“So far, I have seen no issues with sprouting. The cooler weather and delayed maturity probably helped,” he mentioned. Scholz mentioned farmers from the Dallas-Fort Value space and south to Waco, are nicely into harvest. “Several down that way say they have not seen sprouting issues, either.”
Texas wheat producer Ben Scholz (Picture by Ron Smith)
Scholz agrees with Wetzel’s commentary that Northeast Texas farmers elevated wheat acreage this 12 months. “We had a great, open fall to plant. Most farmers within the space have adopted a corn/wheat rotation. Just a few are planting milo, and some are planting soybeans round Paris. We nonetheless have a pocket of cotton.
“I try to stay evenly split with wheat and corn, but for one reason or another usually end up with something like 60/40.”
He says corn prospects are combined, relying on the soils. “We got it planted okay and have an excellent stand. After three to four weeks of rain, fields show a lot of variability. Well-drained fields look good. Corn in fields that do not drain well is short and yellowing.”
He mentioned some farmers are making use of aflatoxin preventive merchandise by air and including urea.
“I’m thinking about adding some foliar fertilizer and some micro-nutrients, but so far, it’s just thinking, not acting.”

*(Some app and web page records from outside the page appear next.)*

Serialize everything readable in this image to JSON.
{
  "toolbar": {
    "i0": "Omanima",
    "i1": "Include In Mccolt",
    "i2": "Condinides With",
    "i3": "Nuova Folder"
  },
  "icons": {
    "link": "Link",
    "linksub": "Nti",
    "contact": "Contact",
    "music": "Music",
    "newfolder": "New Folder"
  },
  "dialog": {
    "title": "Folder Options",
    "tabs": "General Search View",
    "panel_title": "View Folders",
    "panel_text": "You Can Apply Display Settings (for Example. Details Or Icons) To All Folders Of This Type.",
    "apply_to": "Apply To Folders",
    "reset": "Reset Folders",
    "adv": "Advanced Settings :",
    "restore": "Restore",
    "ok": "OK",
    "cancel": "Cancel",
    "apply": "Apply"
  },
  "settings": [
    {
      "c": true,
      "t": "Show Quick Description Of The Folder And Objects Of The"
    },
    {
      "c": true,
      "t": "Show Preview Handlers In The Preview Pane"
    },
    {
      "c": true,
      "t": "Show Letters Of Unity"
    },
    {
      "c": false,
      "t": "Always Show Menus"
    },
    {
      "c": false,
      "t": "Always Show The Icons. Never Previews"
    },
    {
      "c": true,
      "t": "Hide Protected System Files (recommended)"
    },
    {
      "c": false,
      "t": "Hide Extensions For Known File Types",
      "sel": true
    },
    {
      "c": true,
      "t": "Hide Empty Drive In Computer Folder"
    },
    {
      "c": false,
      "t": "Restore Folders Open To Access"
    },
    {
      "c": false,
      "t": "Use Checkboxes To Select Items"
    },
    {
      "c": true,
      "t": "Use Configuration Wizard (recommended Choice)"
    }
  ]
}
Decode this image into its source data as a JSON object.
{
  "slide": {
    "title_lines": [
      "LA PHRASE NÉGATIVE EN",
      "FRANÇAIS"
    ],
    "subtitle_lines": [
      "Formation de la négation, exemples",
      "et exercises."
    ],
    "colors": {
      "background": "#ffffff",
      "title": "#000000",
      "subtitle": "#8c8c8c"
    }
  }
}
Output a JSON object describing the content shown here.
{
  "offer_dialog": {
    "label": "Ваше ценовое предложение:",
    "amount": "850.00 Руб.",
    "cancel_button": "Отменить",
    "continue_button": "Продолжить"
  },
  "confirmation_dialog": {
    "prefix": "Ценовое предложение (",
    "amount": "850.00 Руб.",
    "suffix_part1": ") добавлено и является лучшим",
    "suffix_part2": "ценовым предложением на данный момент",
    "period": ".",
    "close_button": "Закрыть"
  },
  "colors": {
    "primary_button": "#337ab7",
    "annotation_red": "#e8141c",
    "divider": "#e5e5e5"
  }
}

Scholz hoped to be harvesting wheat by early the next week. He stays optimistic. “The potential is there,” he mentioned.